• [Problem]
Which lines in the entries below contain the string "desc"? Show each of them in full.
START Extracted data
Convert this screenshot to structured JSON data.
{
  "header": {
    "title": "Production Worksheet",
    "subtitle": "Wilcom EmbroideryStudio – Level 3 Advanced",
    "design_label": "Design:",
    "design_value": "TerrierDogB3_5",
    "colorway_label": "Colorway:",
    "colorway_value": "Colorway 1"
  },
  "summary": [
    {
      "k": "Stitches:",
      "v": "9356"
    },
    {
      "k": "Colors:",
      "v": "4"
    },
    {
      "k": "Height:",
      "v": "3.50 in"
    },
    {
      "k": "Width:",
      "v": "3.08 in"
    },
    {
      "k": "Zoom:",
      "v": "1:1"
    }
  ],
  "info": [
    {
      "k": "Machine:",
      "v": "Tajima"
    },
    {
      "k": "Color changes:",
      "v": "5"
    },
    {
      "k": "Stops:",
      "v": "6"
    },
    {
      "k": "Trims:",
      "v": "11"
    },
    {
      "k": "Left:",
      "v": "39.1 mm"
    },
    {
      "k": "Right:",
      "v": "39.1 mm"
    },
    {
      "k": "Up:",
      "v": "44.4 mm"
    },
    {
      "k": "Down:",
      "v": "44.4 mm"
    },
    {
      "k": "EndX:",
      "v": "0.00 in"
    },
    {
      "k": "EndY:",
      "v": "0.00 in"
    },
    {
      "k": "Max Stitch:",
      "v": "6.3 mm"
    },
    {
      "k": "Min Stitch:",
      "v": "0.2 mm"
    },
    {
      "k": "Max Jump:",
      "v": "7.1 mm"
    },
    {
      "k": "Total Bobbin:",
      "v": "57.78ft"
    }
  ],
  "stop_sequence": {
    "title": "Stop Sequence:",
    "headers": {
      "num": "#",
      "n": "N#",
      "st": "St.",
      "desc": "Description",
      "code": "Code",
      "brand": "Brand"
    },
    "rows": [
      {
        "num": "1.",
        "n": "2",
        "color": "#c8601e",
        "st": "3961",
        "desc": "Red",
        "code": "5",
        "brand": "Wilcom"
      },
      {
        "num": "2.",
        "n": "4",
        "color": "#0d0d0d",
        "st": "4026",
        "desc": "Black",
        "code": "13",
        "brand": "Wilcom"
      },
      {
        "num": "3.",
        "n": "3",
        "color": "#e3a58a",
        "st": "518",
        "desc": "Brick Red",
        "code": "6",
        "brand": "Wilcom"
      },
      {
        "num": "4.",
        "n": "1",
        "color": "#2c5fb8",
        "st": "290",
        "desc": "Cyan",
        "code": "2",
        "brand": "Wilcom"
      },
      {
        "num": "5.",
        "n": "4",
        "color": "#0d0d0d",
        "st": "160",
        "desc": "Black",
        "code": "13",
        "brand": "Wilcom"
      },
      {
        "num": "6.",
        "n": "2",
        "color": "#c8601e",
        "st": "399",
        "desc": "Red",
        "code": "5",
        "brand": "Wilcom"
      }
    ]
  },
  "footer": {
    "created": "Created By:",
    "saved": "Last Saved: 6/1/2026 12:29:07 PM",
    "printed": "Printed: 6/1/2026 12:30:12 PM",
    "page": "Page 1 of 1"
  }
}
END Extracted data
• [Reply to the task]
      "desc": "Description",
        "desc": "Red",
        "desc": "Black",
        "desc": "Brick Red",
        "desc": "Cyan",
        "desc": "Black",
        "desc": "Red",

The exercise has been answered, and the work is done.